Stephen Lajoie Class of 2015
Every student at the Thomas More College of Liberal Arts spends a semester in Rome. This pilgrimage is universally regarded as an intense period of growth. Virtues are cultivated in an environment of indescribable beauty, while personal demons spring up thicker and faster than umbrella gypsies in a rainstorm. One can feel the conflict as physically as an infection. To go to Rome is to experience pure potency, great sanctity and humanity. Personally, I was blessed with countless graces, by which I am eternally humbled and overwhelmed. Rome was the sweetest cull where I matured from a blob of ideas to something resembling a Catholic gentleman. It felt like I had reached a destination, that my path to Rome had concluded and I would live the rest of my life as a Roman
Then Rome was over. I was back in my home. I was back at McDonald’s. My dear friends, my fellow pilgrims, my Roman family were all gone, and though I knew I would see many of them next semester, I knew that in just two years we would be scattered to the winds. The splendid churches seemed far away from my drive-through window and I began to wonder if the highpoint of my life was already behind me, if I was going to be one of those koots too busy drowning in memories to breath the day’s air. I did not care for the prospect, but I will admit that the cool waters of remembered basilicas were very tempting compared to the scorching summer air at the ‘first window’.

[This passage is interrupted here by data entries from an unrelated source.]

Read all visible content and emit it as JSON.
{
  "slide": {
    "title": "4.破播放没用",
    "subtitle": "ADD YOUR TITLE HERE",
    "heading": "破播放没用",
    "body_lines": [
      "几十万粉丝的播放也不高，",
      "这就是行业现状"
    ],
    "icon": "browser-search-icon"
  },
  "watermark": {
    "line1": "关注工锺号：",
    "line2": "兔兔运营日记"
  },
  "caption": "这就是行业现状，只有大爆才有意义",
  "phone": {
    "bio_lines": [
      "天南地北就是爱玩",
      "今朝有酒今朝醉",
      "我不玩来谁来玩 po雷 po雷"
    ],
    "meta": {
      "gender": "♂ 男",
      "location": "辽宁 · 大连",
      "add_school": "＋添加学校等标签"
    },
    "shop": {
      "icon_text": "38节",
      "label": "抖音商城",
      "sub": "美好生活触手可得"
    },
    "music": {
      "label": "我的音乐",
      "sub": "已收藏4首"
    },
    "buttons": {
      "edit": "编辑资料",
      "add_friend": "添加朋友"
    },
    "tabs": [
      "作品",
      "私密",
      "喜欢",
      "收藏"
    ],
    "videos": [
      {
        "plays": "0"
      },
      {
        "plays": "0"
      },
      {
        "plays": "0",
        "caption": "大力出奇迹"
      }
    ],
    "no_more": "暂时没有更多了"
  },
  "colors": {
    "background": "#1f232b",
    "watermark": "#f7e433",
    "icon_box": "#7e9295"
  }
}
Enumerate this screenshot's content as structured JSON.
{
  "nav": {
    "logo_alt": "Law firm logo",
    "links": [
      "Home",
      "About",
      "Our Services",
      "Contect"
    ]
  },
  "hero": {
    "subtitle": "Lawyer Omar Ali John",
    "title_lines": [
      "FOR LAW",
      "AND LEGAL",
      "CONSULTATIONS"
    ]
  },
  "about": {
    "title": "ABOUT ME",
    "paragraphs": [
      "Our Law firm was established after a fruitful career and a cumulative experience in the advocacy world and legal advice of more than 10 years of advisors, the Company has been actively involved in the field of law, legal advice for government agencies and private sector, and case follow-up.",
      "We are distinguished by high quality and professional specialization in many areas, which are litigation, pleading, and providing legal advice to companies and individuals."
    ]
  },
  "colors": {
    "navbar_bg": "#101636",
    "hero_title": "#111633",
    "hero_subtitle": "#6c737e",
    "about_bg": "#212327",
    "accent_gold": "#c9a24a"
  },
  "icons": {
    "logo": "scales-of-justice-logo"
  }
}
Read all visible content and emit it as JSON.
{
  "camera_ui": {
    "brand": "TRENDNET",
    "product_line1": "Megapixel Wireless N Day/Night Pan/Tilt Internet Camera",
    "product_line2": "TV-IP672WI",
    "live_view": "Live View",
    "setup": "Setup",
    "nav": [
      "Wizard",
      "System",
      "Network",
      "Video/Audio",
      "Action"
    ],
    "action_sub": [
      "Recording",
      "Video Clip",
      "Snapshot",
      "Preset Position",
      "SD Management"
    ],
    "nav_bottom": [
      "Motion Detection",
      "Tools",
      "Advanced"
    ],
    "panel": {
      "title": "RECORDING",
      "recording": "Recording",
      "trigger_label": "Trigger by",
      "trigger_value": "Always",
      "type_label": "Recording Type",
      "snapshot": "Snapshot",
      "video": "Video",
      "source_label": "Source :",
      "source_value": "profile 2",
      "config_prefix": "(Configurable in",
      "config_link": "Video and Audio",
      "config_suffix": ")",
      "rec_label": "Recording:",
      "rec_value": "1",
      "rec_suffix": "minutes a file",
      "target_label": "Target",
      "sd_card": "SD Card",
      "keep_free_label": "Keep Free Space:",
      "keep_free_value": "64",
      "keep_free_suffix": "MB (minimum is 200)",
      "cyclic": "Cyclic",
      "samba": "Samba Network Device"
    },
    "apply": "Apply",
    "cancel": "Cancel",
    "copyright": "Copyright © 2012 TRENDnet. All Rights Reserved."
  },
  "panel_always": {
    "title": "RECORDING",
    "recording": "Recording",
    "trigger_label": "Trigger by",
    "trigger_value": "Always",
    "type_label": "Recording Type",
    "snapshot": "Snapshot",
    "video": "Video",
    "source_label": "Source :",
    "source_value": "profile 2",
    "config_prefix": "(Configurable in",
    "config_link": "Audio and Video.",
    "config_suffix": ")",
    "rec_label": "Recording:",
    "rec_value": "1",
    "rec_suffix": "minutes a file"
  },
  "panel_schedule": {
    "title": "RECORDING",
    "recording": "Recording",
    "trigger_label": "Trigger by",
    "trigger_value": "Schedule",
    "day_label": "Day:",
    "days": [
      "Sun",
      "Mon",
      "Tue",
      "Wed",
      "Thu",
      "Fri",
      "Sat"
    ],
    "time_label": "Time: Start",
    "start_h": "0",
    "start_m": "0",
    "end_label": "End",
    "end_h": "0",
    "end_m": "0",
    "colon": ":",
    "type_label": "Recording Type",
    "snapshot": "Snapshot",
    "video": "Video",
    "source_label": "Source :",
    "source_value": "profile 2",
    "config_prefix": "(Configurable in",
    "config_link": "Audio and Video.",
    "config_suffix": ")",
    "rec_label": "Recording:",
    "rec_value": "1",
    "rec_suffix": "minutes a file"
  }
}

All of the sudden, “that trip to teach children in Spain” was upon me and I was boarding a jet plane to cross the Atlantic once more. I wondered if I could recapture a part of Rome as churches and wine danced through my head with greater delight than any sugarplum fairy could. Soon I was ‘biking’ up a mountain in 95 degree heat and I realized, as flies relentlessly raided my face, that I was in for a very different experience. I was in for, in many ways, a better experience than Rome. This is primarily because I choose to go to Rome for pleasure, to do the things I always wanted to do, see the greatest sights in the world. The best parts of Rome came as a I learned how foolish I was for going for such reasons; that I was called to be a pilgrim and not a tourist. I learned paradoxically that the tastiest meal follows a long fasting, that the beautiful mountain top requires the difficult climb, and that the greatest joy is born from the harshest trial.
With that in mind I decided to go to Spain because I knew it would be difficult. I was slowwithlanguages, and I had to learn Spanish. I was an habitual user of the internet, and I had to go without it for weeks at a time. I had spent most of my childhood stagnant and indoors, and I had to sleep outside and get physically fit. Instead of planning to selfishly see the world, I was planning to help others. So there I was baking in the sun, amusing the children with my ever reddening skin, disappointingly unable to match their pace, yet I was happy. By facing my own faults and weaknesses I was able to grow in ways I never could have in Rome. I can still hear Padre Manuel’s voice ringing in my ears: “Stephen! You must suffer more! We need to suffer!” I did need to suffer… a lot, and I still do. If I never suffered in Spain I never would have seen the natural glories of Cuenca, I would never have played soccer, I could not have learned about St. Phillip Neri, nor would I have had the frequent formative conversations I have relied on for guidance this past year. A whole host of memories, stories, and friendships would have never existed if I had decided to be comfortable at home or in Rome. For me, piety was not enough, for without suffering my resolve would surely have withered in material distractions.
In summary, all the goods I found in Rome would have been lost without Spain. Spain was the completion of all I learned in Rome and more besides. Instead of looking fondly back on old times, I now know that the greatest moments of my life lie always ahead of me. This past year spent in the woods of New Hampshire is more dear to me than Rome or Spain, I matured much in that time and I can still suffer so much more unlocking greater joys along the way. As St. Peter says: “the God of all grace, who hath called us into his eternal glory in Christ Jesus, after you have suffered a little, will himself perfect you, and confirm you, and establish you. To him be glory and empire for ever and ever. Amen” (1Peter 5:10-11).